Data provided below:
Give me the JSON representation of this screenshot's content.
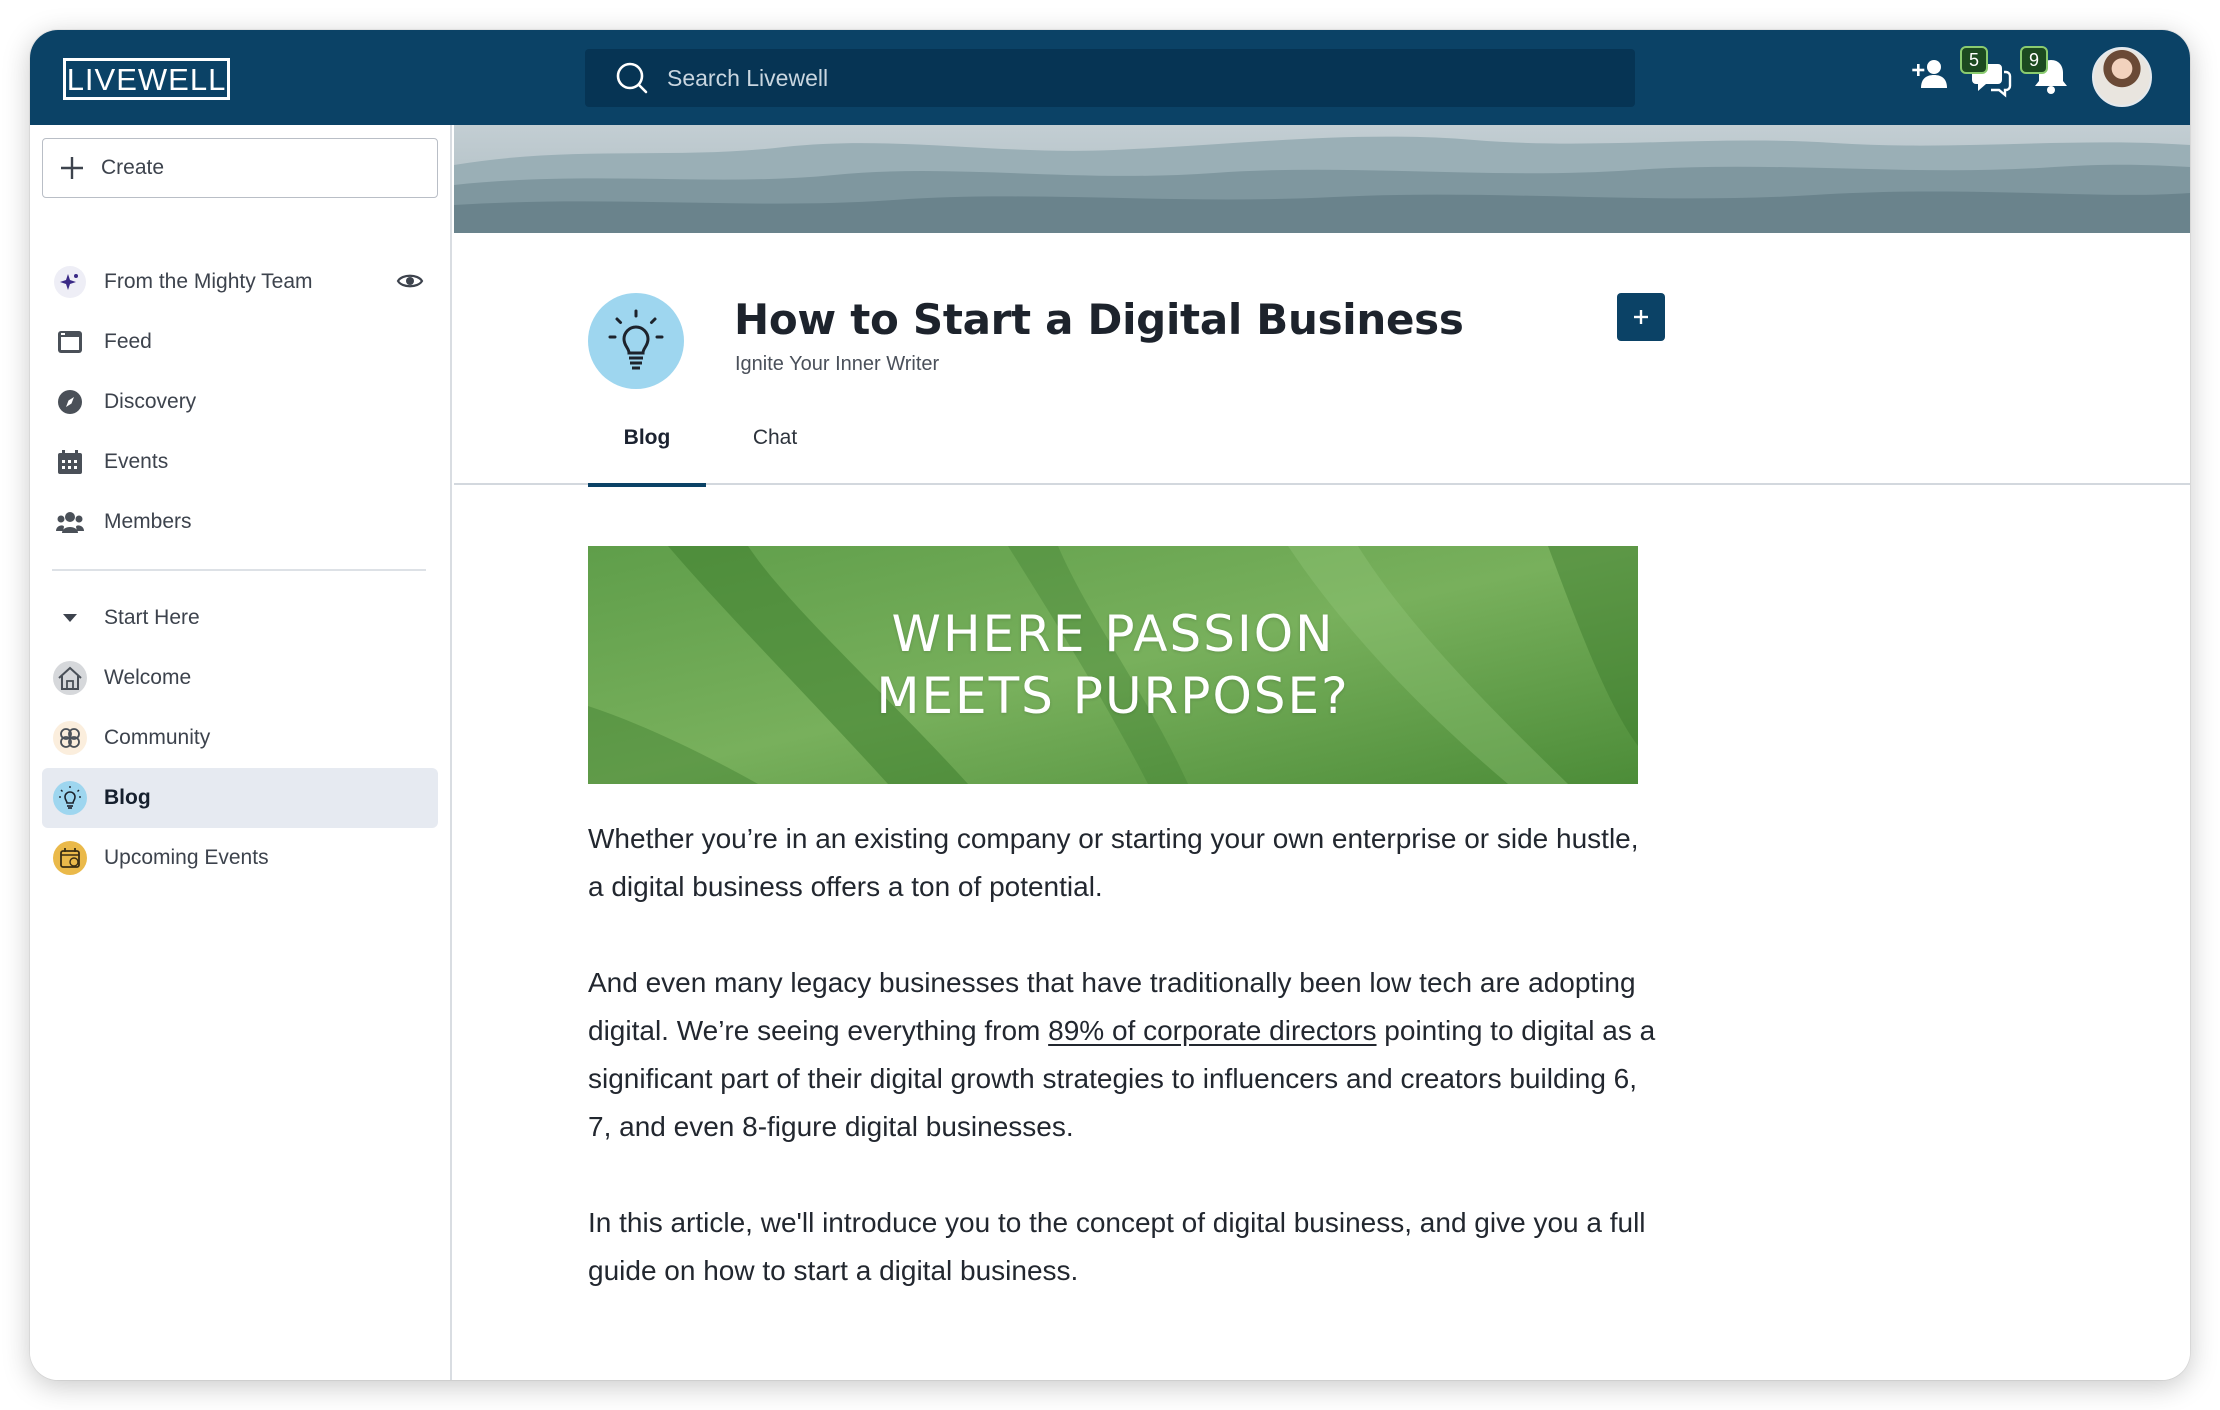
{
  "app": {
    "logo": "LIVEWELL"
  },
  "search": {
    "placeholder": "Search Livewell"
  },
  "header_icons": {
    "chat_count": "5",
    "notification_count": "9",
    "icons": [
      "add-user-icon",
      "chat-icon",
      "bell-icon"
    ]
  },
  "colors": {
    "topbar": "#0b4266",
    "active_nav": "#e6eaf1",
    "badge": "#1c4a20"
  },
  "sidebar": {
    "create_label": "Create",
    "primary": [
      {
        "label": "From the Mighty Team",
        "icon": "sparkle-icon"
      },
      {
        "label": "Feed",
        "icon": "feed-icon"
      },
      {
        "label": "Discovery",
        "icon": "compass-icon"
      },
      {
        "label": "Events",
        "icon": "calendar-icon"
      },
      {
        "label": "Members",
        "icon": "members-icon"
      }
    ],
    "section_label": "Start Here",
    "spaces": [
      {
        "label": "Welcome",
        "icon": "house-icon"
      },
      {
        "label": "Community",
        "icon": "flower-icon"
      },
      {
        "label": "Blog",
        "icon": "lightbulb-icon",
        "active": true
      },
      {
        "label": "Upcoming Events",
        "icon": "calendar-check-icon"
      }
    ]
  },
  "page": {
    "title": "How to Start a Digital Business",
    "subtitle": "Ignite Your Inner Writer",
    "add_button": "+",
    "tabs": [
      "Blog",
      "Chat"
    ],
    "active_tab": "Blog"
  },
  "hero": {
    "line1": "WHERE PASSION",
    "line2": "MEETS PURPOSE?"
  },
  "article": {
    "p1": "Whether you’re in an existing company or  starting your own enterprise or side hustle, a digital business offers a  ton of potential.",
    "p2_before": "And even many legacy businesses that have traditionally been low tech are adopting digital.  We’re seeing everything from ",
    "p2_link": "89% of corporate directors",
    "p2_after": " pointing to digital as a significant part of their digital growth  strategies to influencers and creators building 6, 7, and even 8-figure  digital businesses.",
    "p3": "In  this article, we'll introduce you to the concept of digital business,  and give you a full guide on how to start a digital business."
  }
}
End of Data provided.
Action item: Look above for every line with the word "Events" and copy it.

Result of this task:
        "label": "Events",
        "label": "Upcoming Events",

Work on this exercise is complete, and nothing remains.